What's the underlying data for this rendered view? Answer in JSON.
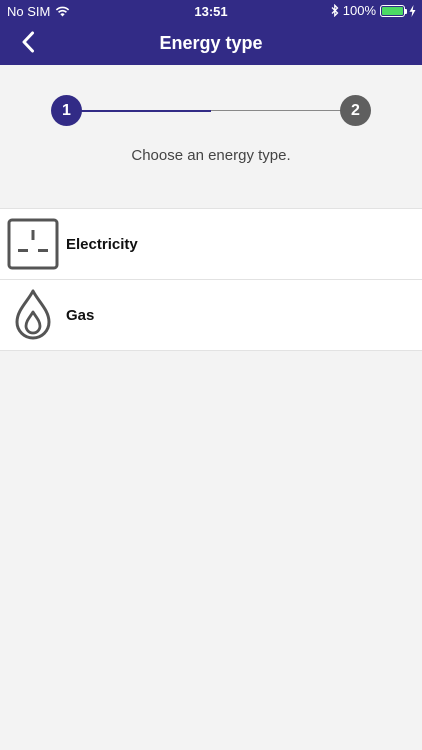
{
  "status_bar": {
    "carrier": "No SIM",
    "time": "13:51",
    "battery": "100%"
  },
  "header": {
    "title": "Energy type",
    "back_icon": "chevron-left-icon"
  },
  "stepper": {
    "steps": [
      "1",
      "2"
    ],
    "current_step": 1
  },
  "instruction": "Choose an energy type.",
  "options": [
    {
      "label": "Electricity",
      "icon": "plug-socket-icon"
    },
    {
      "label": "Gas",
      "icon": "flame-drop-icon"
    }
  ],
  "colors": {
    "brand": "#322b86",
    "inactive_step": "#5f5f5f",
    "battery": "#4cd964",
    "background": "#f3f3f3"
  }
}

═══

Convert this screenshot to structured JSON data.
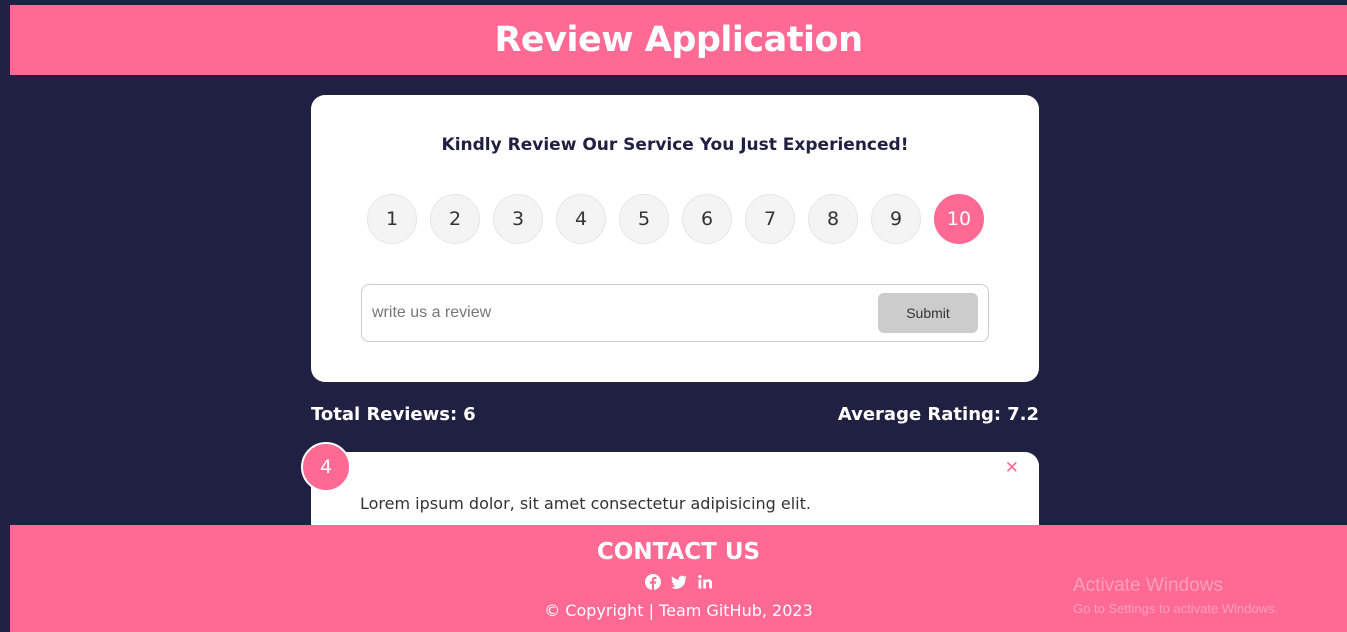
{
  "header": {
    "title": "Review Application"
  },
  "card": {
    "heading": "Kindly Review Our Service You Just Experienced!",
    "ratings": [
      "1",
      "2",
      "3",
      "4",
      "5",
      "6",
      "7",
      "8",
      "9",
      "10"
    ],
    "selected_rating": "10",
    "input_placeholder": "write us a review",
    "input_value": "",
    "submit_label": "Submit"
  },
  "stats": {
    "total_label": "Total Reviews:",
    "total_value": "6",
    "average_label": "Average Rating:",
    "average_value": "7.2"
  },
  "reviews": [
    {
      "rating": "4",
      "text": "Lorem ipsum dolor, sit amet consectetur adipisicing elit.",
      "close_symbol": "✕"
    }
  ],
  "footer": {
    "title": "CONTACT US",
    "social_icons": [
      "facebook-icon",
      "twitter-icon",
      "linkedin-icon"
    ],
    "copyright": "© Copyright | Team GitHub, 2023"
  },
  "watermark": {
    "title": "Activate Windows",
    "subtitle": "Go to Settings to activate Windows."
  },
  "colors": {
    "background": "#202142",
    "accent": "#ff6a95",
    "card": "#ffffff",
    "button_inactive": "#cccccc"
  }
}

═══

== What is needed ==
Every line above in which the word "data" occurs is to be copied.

== Result of this task ==
What's the underlying data for this rendered view? Answer in JSON.
Convert this screenshot to structured JSON data.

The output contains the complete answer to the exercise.